FULL TEXT LINK: http://dx.doi.org/10.1890/13-0906.1


Lookingbill, T. R., E. S. Minor, et al. (2014). “Incorporating Risk of Reinvasion to Prioritize Sites for Invasive Species Management.” Natural Areas Journal 34(3): 268-281.

The relationship between landscape pattern and the distribution and spread of exotic species is an important determinant of where and when management actions are best applied. We have developed an interdisciplinary approach for prioritizing treatment of harmful, nonnative, invasive plants in National Park landscapes of the Mid-Atlantic USA. The approach relies upon a detailed model of reinvasion risk that combines information on: (1) global factors representing park-level infestation from seed and sprout, (2) landscape factors including disturbance-based spread vectors and neighborhood seed density, and (3) local factors determining establishment probability based on habitat suitability.

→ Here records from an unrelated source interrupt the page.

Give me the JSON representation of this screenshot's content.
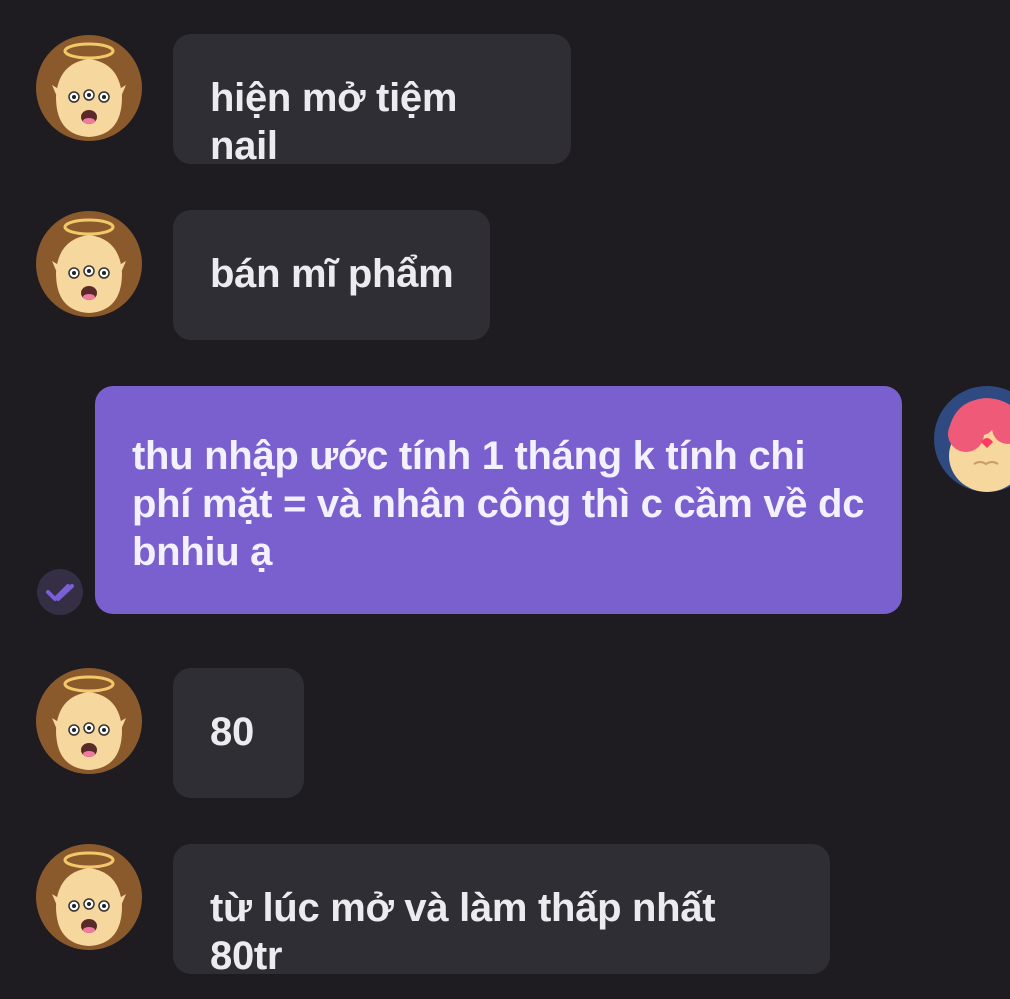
{
  "colors": {
    "background": "#1e1c21",
    "incoming_bubble": "#302e35",
    "outgoing_bubble": "#7a5fcf",
    "text": "#ececf0",
    "seen_icon": "#7b5fd6"
  },
  "messages": [
    {
      "side": "incoming",
      "avatar_icon": "angel-face-icon",
      "text": "hiện mở tiệm nail"
    },
    {
      "side": "incoming",
      "avatar_icon": "angel-face-icon",
      "text": "bán mĩ phẩm"
    },
    {
      "side": "outgoing",
      "avatar_icon": "pink-hair-face-icon",
      "status_icon": "double-check-icon",
      "text": "thu nhập ước tính 1 tháng k tính chi phí mặt = và nhân công thì c cầm về dc bnhiu ạ"
    },
    {
      "side": "incoming",
      "avatar_icon": "angel-face-icon",
      "text": "80"
    },
    {
      "side": "incoming",
      "avatar_icon": "angel-face-icon",
      "text": "từ lúc mở và làm thấp nhất 80tr"
    }
  ]
}
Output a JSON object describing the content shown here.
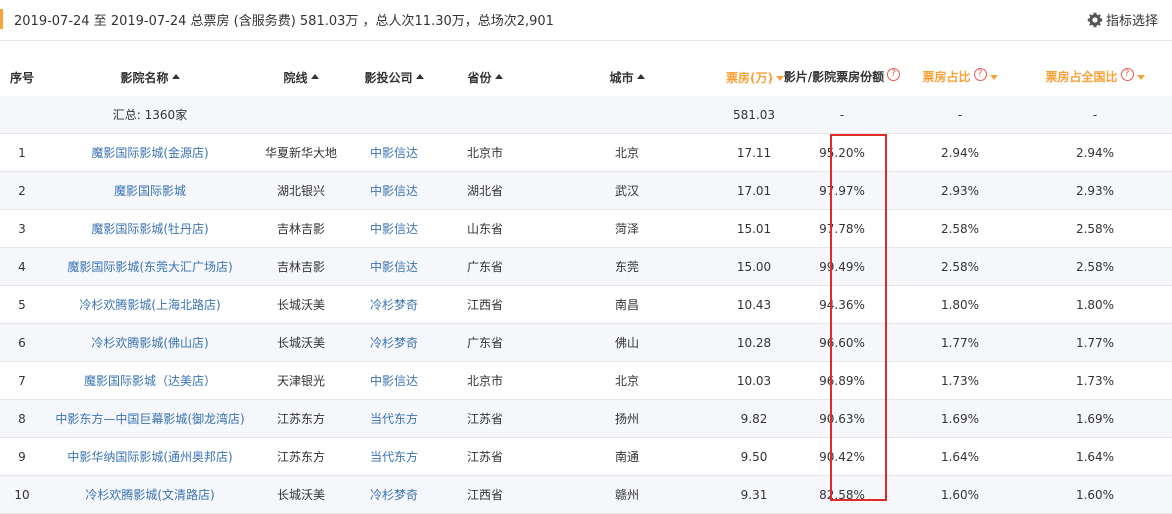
{
  "header": {
    "summary": "2019-07-24 至 2019-07-24 总票房 (含服务费) 581.03万 ，总人次11.30万，总场次2,901",
    "indicator_button": "指标选择",
    "accent_color": "#f7a33a"
  },
  "columns": {
    "seq": "序号",
    "cinema": "影院名称",
    "line": "院线",
    "company": "影投公司",
    "province": "省份",
    "city": "城市",
    "boxoffice": "票房(万)",
    "share": "影片/影院票房份额",
    "ratio": "票房占比",
    "national_ratio": "票房占全国比"
  },
  "summary_row": {
    "label": "汇总: 1360家",
    "boxoffice": "581.03",
    "share": "-",
    "ratio": "-",
    "national_ratio": "-"
  },
  "rows": [
    {
      "seq": "1",
      "cinema": "魔影国际影城(金源店)",
      "line": "华夏新华大地",
      "company": "中影信达",
      "province": "北京市",
      "city": "北京",
      "boxoffice": "17.11",
      "share": "95.20%",
      "ratio": "2.94%",
      "national_ratio": "2.94%"
    },
    {
      "seq": "2",
      "cinema": "魔影国际影城",
      "line": "湖北银兴",
      "company": "中影信达",
      "province": "湖北省",
      "city": "武汉",
      "boxoffice": "17.01",
      "share": "97.97%",
      "ratio": "2.93%",
      "national_ratio": "2.93%"
    },
    {
      "seq": "3",
      "cinema": "魔影国际影城(牡丹店)",
      "line": "吉林吉影",
      "company": "中影信达",
      "province": "山东省",
      "city": "菏泽",
      "boxoffice": "15.01",
      "share": "97.78%",
      "ratio": "2.58%",
      "national_ratio": "2.58%"
    },
    {
      "seq": "4",
      "cinema": "魔影国际影城(东莞大汇广场店)",
      "line": "吉林吉影",
      "company": "中影信达",
      "province": "广东省",
      "city": "东莞",
      "boxoffice": "15.00",
      "share": "99.49%",
      "ratio": "2.58%",
      "national_ratio": "2.58%"
    },
    {
      "seq": "5",
      "cinema": "冷杉欢腾影城(上海北路店)",
      "line": "长城沃美",
      "company": "冷杉梦奇",
      "province": "江西省",
      "city": "南昌",
      "boxoffice": "10.43",
      "share": "94.36%",
      "ratio": "1.80%",
      "national_ratio": "1.80%"
    },
    {
      "seq": "6",
      "cinema": "冷杉欢腾影城(佛山店)",
      "line": "长城沃美",
      "company": "冷杉梦奇",
      "province": "广东省",
      "city": "佛山",
      "boxoffice": "10.28",
      "share": "96.60%",
      "ratio": "1.77%",
      "national_ratio": "1.77%"
    },
    {
      "seq": "7",
      "cinema": "魔影国际影城（达美店）",
      "line": "天津银光",
      "company": "中影信达",
      "province": "北京市",
      "city": "北京",
      "boxoffice": "10.03",
      "share": "96.89%",
      "ratio": "1.73%",
      "national_ratio": "1.73%"
    },
    {
      "seq": "8",
      "cinema": "中影东方—中国巨幕影城(御龙湾店)",
      "line": "江苏东方",
      "company": "当代东方",
      "province": "江苏省",
      "city": "扬州",
      "boxoffice": "9.82",
      "share": "90.63%",
      "ratio": "1.69%",
      "national_ratio": "1.69%"
    },
    {
      "seq": "9",
      "cinema": "中影华纳国际影城(通州奥邦店)",
      "line": "江苏东方",
      "company": "当代东方",
      "province": "江苏省",
      "city": "南通",
      "boxoffice": "9.50",
      "share": "90.42%",
      "ratio": "1.64%",
      "national_ratio": "1.64%"
    },
    {
      "seq": "10",
      "cinema": "冷杉欢腾影城(文清路店)",
      "line": "长城沃美",
      "company": "冷杉梦奇",
      "province": "江西省",
      "city": "赣州",
      "boxoffice": "9.31",
      "share": "82.58%",
      "ratio": "1.60%",
      "national_ratio": "1.60%"
    }
  ],
  "icons": {
    "settings": "gear-icon",
    "help": "question-circle-icon",
    "sort": "sort-arrow-icon"
  },
  "colors": {
    "link": "#3a73b3",
    "highlight_border": "#e02b2b",
    "help": "#e85858",
    "alt_row": "#f5f7fa"
  }
}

Global seed rain estimates are derived empirically from park inventory data and modified by information on species reproductive strategies. Landscape-level propagule pressure is modeled spatially using species life history characteristics including dispersal attributes, connectivity to nearby plant populations, and increased propagule pressure through disturbance. The local-scale habitat suitability model uses a Mahalanobis distance approach, parameterized from plant inventory plot data and GIS-based data on plot wetness, land cover, slope, radiation, and soil characteristics. We illustrate the model for Ailanthus altissima (tree-of-heaven) in Antietam National Battlefield Park. The results of the A. altissima modeling highlight regions of the park where eradication would be most prudent and feasible based on current infestation patterns and landscape heterogeneity. Although the success of different treatment modalities is often considered in invasive species management, a spatially explicit assessment of likely treatment success is rarely undertaken. Our approach provides a valuable tool to assist natural resource practitioners to prioritize management options in confronting biological invasions.

FULL TEXT LINK: http://dx.doi.org/10.3375/043.034.0303